Sea salt can be found locally at Herbally Grounded or at any Trader Joe's.
Essential Oils in the Bath
I love to sprinkle a few drops of EO's in my bath. There are some that should be diluted in a carrier oil first and then swished well in the water. These would include any of the citrus family. One of my favorite oils that I use once a month, that is known for it's hormonal effects is Clary Sage. It is my PMS oil. It calms me, smooths out the frayed edges of my soul and just puts me at ease. When pregnant with my twins, my Midwife would rub this on my belly, so it has a powerful memory attached to it. Many women seem to not like the smell, but I challenge them to smell it during their "moon time" of the month, and see if it speaks to them then. I don't add my EO's to my bath until I get in. Because they are volatile and disperse quickly into the air, I like to be right there to enjoy them. I sprinkle a few drops on the surface of the water and swish gently. You can also add them to a carrier oil, milk, or salts.
Here are some of my favorites:
-Rose EO is a special treat, as well as Jasmine for sleep.
-Rosemary lightens my mind and makes me more aware. I like to add that EO if I don't want to be sleepy to stay up and read, etc...
-Eucalyptus and Lemon is a favorite if I am feeling physically or emotionally congested.

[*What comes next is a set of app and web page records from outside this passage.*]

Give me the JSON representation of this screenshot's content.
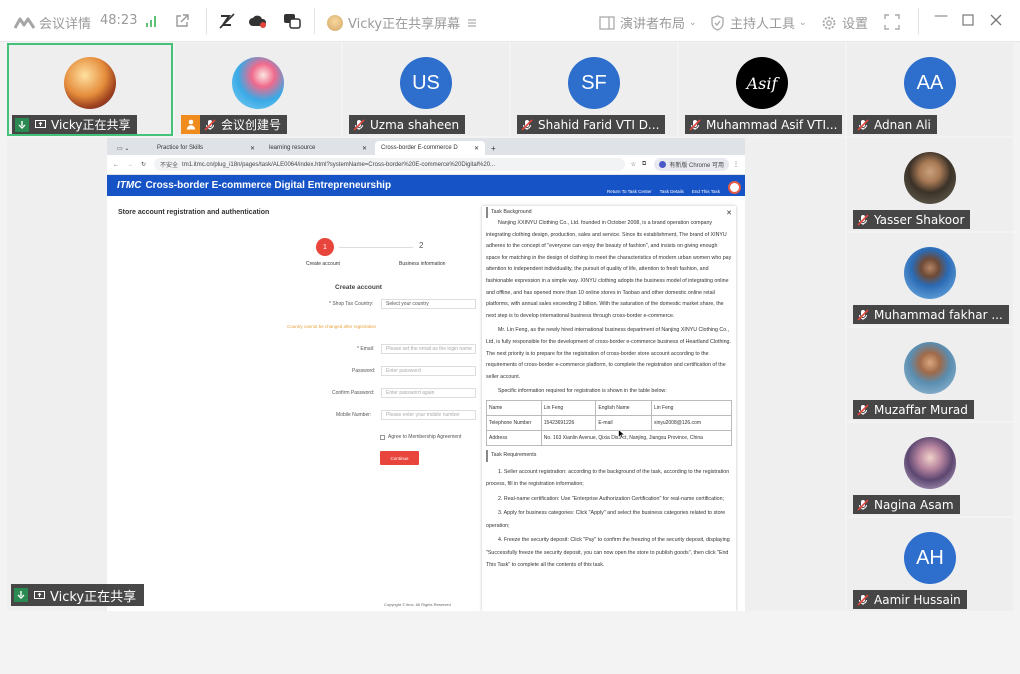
{
  "toolbar": {
    "meeting_details": "会议详情",
    "duration": "48:23",
    "sharing_status": "Vicky正在共享屏幕",
    "presenter_layout": "演讲者布局",
    "host_tools": "主持人工具",
    "settings": "设置"
  },
  "tiles": [
    {
      "label": "Vicky正在共享"
    },
    {
      "label": "会议创建号"
    },
    {
      "label": "Uzma shaheen",
      "initials": "US",
      "color": "#2e6fce"
    },
    {
      "label": "Shahid Farid VTI D...",
      "initials": "SF",
      "color": "#2e6fce"
    },
    {
      "label": "Muhammad Asif VTI...",
      "initials": "Asif"
    },
    {
      "label": "Adnan Ali",
      "initials": "AA",
      "color": "#2e6fce"
    },
    {
      "label": "Yasser Shakoor"
    },
    {
      "label": "Muhammad fakhar ..."
    },
    {
      "label": "Muzaffar Murad"
    },
    {
      "label": "Nagina Asam"
    },
    {
      "label": "Aamir Hussain",
      "initials": "AH",
      "color": "#2e6fce"
    }
  ],
  "share_label": "Vicky正在共享",
  "browser": {
    "tabs": [
      "Practice for Skills",
      "learning resource",
      "Cross-border E-commerce D"
    ],
    "url_insecure": "不安全",
    "url": "tm1.itmc.cn/plug_i18n/pages/task/ALE0064/index.html?systemName=Cross-border%20E-commerce%20Digital%20...",
    "chrome_notice": "有新版 Chrome 可用"
  },
  "site": {
    "logo": "ITMC",
    "title": "Cross-border E-commerce Digital Entrepreneurship",
    "nav": [
      "Return To Task Center",
      "Task Details",
      "End This Task"
    ],
    "page_title": "Store account registration and authentication",
    "step1_num": "1",
    "step1_label": "Create account",
    "step2_num": "2",
    "step2_label": "Business information",
    "form_title": "Create account",
    "country_label": "* Shop Tax Country:",
    "country_placeholder": "Select your country",
    "country_note": "Country cannot be changed after registration",
    "email_label": "* Email:",
    "email_placeholder": "Please set the email as the login name",
    "password_label": "Password:",
    "password_placeholder": "Enter password",
    "confirm_label": "Confirm Password:",
    "confirm_placeholder": "Enter password again",
    "mobile_label": "Mobile Number:",
    "mobile_placeholder": "Please enter your mobile number",
    "agree": "Agree to Membership Agreement",
    "continue": "Continue",
    "copyright": "Copyright © itmc. All Rights Reserved"
  },
  "task_panel": {
    "heading": "Task Background",
    "para1": "Nanjing XXINYU Clothing Co., Ltd. founded in October 2008, is a brand operation company integrating clothing design, production, sales and service. Since its establishment, The brand of XINYU adheres to the concept of \"everyone can enjoy the beauty of fashion\", and insists on giving enough space for matching in the design of clothing to meet the characteristics of modern urban women who pay attention to independent individuality, the pursuit of quality of life, attention to fresh fashion, and fashionable expression in a simple way. XINYU clothing adopts the business model of integrating online and offline, and has opened more than 10 online stores in Taobao and other domestic online retail platforms, with annual sales exceeding 2 billion. With the saturation of the domestic market share, the next step is to develop international business through cross-border e-commerce.",
    "para2": "Mr. Lin Feng, as the newly hired international business department of Nanjing XINYU Clothing Co., Ltd, is fully responsible for the development of cross-border e-commerce business of Heartland Clothing. The next priority is to prepare for the registration of cross-border store account according to the requirements of cross-border e-commerce platform, to complete the registration and certification of the seller account.",
    "para3": "Specific information required for registration is shown in the table below:",
    "table": [
      [
        "Name",
        "Lin Feng",
        "English Name",
        "Lin Feng"
      ],
      [
        "Telephone Number",
        "15423691226",
        "E-mail",
        "xinyu2008@126.com"
      ]
    ],
    "address_label": "Address",
    "address_value": "No. 163 Xianlin Avenue, Qixia District, Nanjing, Jiangsu Province, China",
    "req_heading": "Task Requirements",
    "req1": "1. Seller account registration: according to the background of the task, according to the registration process, fill in the registration information;",
    "req2": "2. Real-name certification: Use \"Enterprise Authorization Certification\" for real-name certification;",
    "req3": "3. Apply for business categories: Click \"Apply\" and select the business categories related to store operation;",
    "req4": "4. Freeze the security deposit: Click \"Pay\" to confirm the freezing of the security deposit, displaying \"Successfully freeze the security deposit, you can now open the store to publish goods\", then click \"End This Task\" to complete all the contents of this task."
  }
}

-Bergamot is a lifesaver, and can ease sadness and the blues.
Botanicals and Herbs
As mentioned above, these are great to add to the salts. You can also us them alone. I don't like to have a messy botanical bath to clean up, so I add them to a muslin bag. I add the bag to the water, let it soak a bit and then squeeze it gently to release the benefits of whatever I put inside. I also like to add powdered goat's milk, coconut milk, whole milk and buttermilk as well. Cleopatra was known for her milk bath's and I certainly know why! Her recipe was simple- a few couples of whole milk added to the bath. You can also add whole oats to aid the skin and don't forget honey too!
I like to grind my herbs and botanicals up a little first. This releases the scent as well as the oils in the plant itself. You can make up a big batch, keep it in a jar or ziploc (I prefer glass over plastic). You can wash out and reuse your muslin bags and fill as needed. You can also add to sealable tea bags found at Herbally Grounded or craft stores. This way, you can just throw one in each time and throw it away when done.
I love taking out this time for myself. The house is quiet, everyone is asleep, and it feels like such a luxury. I get out feeling so rested and renewed. I encourage everyone to make their bath not just a task, but an experience. It need not be expensive, and you can keep it as simple as you want. It truly is worth the effort. You can begin simple, by just picking a rose in full bloom and scattering the petals in your bath.
Book Recommendation: The Healing Aromatherapy Bath by Margo Valentine Lazzara
This book has beautiful meditations and ideas
Bath Salt Recipes:Click here: Bath Recipes - Bath Oils - Bath Salts
Posted by Jonelle Hughes at 2:48 PM